Song (Сонг) is part of an album of thirteen compositions called Tsvetochki (Цветочки). The video poem aims to create a new type of poetic language, integrating spoken word with moving image and not merely echoing or illustrating the spoken word with visuals.
Eta Dahlia is
A London based Russian film maker and video-poet. I am part of the No Such Thing collective.
These are numbers 3, 7 and 15 from a 20-part series of videopoems made for an exhibition last year in Quebec City by Jean Coulombe and Gilbert Sévigny, AKA Éditions VA. The haiku-like texts are by Coulombe, they collaborated on the videos, and the sounds are credited to Marie-Louise. The exhibition itself consisted of “20 tableaux ayant pour thématique la basse-ville de Québec. Chaque tableau était jumelé à un vidéo poème accessible sur internet, par un code QR” (20 pictures about downtown Quebec City. Each picture was twinned to a vidéo-poem linked on the web with a QR code). The exhibition catalogue is online in PDF form.
Many of the texts are coffee-themed, and I gather the exhibition was in a coffee shop. Satori in Zen means awakening, so it makes sense to refer to the effect of caffeine as a sort of satori on stand-by. There’s a preface in the catalogue called “Un petit moment” (A small moment) which I ran through Google Translate (I don’t know much French):
Each passing day gives us a chance to appreciate small moments. Stopping for coffee is one of them.
This special moment allows reflection and even in some cases a form of meditation.
What remains afterward?
Of course, in our minds a lot of things are floating around: daydreams, inner dialogues or observations. But there is also the physical and ephemeral presence of this little “ring” left by the cup of coffee on the table. One does not notice it, and yet one is witness to the discreet happiness of this tiny moment.

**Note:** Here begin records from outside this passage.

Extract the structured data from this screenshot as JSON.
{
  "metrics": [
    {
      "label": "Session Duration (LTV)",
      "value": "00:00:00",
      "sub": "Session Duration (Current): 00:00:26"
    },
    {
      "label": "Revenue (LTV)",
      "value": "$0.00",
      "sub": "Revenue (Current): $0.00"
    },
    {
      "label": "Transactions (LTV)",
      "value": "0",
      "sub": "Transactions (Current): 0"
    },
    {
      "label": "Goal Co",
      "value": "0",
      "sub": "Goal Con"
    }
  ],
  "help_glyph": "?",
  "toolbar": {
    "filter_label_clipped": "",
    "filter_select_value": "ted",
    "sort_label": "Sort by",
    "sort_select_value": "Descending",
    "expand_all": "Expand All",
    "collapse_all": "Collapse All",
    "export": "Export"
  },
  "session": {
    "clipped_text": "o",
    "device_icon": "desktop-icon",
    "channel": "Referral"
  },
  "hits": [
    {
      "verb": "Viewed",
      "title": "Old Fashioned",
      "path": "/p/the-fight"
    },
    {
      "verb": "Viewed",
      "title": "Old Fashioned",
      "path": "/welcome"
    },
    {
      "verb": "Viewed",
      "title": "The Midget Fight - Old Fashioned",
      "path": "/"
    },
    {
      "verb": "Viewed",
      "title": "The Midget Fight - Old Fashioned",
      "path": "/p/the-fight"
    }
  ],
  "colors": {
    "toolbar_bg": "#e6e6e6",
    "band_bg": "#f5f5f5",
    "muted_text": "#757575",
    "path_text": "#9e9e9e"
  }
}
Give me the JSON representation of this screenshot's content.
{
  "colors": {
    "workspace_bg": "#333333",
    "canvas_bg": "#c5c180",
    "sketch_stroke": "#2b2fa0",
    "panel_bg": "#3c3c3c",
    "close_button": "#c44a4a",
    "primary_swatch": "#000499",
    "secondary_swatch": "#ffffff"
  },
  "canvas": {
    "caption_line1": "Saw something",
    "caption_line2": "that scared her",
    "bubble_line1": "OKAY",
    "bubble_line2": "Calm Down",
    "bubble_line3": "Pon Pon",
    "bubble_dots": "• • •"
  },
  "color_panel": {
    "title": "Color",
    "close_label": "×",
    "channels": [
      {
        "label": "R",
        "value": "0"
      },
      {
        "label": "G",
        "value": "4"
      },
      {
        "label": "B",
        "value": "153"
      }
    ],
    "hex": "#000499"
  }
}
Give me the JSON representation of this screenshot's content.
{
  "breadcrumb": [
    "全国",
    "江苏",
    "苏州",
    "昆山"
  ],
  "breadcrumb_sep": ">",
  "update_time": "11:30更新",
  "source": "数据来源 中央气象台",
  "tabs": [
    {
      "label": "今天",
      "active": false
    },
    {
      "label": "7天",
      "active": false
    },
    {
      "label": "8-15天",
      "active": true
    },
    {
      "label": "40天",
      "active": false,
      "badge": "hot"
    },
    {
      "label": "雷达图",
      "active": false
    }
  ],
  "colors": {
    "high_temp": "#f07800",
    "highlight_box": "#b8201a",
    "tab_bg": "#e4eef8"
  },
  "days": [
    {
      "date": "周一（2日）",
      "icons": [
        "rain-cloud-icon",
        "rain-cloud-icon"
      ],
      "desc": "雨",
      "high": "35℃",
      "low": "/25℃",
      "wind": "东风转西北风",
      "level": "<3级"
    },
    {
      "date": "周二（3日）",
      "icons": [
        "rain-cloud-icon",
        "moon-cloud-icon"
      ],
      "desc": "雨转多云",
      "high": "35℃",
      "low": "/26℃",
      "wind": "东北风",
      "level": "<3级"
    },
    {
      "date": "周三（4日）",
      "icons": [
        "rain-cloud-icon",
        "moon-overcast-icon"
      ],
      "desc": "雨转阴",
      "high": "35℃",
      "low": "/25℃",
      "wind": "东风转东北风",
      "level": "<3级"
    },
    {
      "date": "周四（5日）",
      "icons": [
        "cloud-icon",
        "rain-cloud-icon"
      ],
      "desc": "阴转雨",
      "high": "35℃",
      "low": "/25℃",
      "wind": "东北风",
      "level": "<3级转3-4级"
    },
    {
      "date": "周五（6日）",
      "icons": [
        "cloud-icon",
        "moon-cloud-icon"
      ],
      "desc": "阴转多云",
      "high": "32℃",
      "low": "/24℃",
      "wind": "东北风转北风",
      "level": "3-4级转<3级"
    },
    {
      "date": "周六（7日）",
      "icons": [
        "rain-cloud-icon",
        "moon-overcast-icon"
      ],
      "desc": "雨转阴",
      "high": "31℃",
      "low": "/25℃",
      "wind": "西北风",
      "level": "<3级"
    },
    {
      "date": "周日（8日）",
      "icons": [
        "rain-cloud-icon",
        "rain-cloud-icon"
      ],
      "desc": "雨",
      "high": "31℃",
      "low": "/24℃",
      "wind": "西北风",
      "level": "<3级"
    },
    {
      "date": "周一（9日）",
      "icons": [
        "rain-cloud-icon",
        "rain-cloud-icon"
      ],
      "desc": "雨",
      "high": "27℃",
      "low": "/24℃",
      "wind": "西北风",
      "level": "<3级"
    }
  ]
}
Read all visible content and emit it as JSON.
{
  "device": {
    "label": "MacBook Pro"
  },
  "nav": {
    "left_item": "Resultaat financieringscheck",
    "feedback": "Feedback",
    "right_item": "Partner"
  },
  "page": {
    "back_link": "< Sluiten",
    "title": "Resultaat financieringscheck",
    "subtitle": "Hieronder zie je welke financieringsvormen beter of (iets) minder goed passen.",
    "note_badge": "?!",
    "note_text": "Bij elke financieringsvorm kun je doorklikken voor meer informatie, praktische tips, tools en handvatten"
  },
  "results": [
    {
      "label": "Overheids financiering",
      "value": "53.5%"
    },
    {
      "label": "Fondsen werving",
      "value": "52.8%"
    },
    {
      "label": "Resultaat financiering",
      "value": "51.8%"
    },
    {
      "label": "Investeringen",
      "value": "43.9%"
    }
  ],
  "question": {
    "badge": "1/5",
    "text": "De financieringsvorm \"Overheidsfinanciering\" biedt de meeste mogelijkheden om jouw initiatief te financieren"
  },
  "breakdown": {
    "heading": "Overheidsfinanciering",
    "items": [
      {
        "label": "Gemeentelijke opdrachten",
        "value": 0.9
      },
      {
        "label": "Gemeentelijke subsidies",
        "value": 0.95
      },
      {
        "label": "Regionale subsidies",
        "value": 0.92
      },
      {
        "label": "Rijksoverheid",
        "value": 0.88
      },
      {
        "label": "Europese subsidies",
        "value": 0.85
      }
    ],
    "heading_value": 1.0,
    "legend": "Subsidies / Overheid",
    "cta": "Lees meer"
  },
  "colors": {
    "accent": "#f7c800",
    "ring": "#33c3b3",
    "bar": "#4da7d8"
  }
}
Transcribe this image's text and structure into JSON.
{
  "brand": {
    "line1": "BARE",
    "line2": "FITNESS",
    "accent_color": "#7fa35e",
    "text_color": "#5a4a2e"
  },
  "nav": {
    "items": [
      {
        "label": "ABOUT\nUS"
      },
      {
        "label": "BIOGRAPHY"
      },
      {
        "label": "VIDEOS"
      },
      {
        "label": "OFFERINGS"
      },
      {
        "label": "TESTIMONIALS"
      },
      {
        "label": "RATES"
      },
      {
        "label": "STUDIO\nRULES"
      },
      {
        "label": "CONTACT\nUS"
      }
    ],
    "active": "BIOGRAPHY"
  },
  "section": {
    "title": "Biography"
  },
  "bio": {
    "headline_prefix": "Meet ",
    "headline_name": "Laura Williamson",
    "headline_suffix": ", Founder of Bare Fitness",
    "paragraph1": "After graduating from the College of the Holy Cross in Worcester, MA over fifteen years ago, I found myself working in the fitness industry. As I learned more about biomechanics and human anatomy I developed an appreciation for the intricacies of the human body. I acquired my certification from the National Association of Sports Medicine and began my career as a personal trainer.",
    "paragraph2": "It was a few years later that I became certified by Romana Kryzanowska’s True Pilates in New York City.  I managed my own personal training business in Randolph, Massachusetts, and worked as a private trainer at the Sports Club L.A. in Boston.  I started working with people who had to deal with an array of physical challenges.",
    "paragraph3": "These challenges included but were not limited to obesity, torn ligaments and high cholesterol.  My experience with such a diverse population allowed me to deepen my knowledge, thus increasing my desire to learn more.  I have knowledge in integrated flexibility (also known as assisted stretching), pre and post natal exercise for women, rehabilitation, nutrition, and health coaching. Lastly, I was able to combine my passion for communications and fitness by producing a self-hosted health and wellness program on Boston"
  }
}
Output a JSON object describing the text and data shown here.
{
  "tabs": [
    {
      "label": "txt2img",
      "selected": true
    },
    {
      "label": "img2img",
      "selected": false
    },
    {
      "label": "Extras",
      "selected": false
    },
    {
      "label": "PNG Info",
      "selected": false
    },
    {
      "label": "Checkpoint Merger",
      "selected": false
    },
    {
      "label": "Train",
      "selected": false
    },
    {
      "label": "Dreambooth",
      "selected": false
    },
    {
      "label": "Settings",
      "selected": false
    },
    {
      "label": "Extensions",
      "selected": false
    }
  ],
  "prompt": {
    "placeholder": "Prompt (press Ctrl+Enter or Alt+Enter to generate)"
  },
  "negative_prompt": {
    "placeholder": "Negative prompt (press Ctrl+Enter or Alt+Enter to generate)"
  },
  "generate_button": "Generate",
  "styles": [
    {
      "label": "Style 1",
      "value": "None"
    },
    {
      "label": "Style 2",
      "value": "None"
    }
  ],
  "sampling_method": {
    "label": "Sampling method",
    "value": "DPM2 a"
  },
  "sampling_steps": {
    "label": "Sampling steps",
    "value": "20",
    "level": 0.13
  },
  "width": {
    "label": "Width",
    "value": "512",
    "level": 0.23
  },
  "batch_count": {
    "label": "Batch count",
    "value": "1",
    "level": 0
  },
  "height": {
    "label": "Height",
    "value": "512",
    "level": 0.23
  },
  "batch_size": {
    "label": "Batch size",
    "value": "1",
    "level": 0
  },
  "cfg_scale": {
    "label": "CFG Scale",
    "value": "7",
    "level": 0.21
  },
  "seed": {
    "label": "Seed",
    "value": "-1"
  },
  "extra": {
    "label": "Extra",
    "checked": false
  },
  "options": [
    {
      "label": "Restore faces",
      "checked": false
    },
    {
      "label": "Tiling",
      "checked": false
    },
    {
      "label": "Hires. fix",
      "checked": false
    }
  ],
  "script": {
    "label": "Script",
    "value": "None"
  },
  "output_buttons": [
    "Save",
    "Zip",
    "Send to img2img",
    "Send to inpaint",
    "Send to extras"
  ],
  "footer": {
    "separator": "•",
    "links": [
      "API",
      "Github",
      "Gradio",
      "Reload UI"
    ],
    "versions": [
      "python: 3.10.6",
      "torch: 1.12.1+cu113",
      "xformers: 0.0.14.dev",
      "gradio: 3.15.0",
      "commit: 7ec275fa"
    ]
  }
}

Isle of Man-based poet and artist Janet Lees has long been an important figure in the international poetry film scene, often collaborating with Terry Rooney, but recently she’s been experiencing a creative surge, she told me, and one only needs to visit her Vimeo page to see the evidence: a number of new, generally very short films that showcase her range of interests and stylistic approaches. One constant in her work is the preference for text-on-screen. She also often deploys just a single shot, which works because—as I’ve come to learn by following her on Instagram—she has a terrific eye. Her one-line description on IG: “everything is poetry”.
This brilliant author-made videopoem seemed like a good one with which to start a new season of regular posts at Moving Poems. Joanna Fuhrman is the author of five books of poetry, including Pageant (2009), winner of the Kinereth Gensler Prize from Alice James Books; and The Year of Yellow Butterflies (Hanging Loose Press, 2015). Her page at the Poetry Foundation website notes that
Her poetry is humorous and surreal, mining references from pop and high culture. Writing about Fuhrman’s work for BOMBLOG, Susie DeFord observed that Fuhrman “takes the best of the surrealist and narrative poetry, weaving social and personal stories with extreme wit, imagination.”
These qualities are certainly on display here and in the other nine videopoems which she’s recently uploaded to Vimeo. “Witty” was the first word that came to my mind when I started browsing through her work. And it’s always great to see a widely published poet with serious video-making chops.
Janet Lees‘ latest poetry film: “Written & filmed by Janet Lees. Music – ‘Scriptures’ by Post War Stories. Edited by Glenn Whorrall.”
The music plays an unusually prominent role, but I found the interplay between the lyrics and Janet’s text on the screen intriguing. And because the music was so much a feature, the slow-motion single shot felt almost like an ironic commentary on the fast cuts and frenetic camerawork that characterize so many music videos.
Lithuanian-American-Canadian poet Lina Ramona Vitkauskas has been directing a series of short but powerful cinepoems for her collection White Stockings with the help of visual artist Tess Cortés (editing, arrangement and score). Watch the others on Vimeo. They deserve many more views than they have received so far.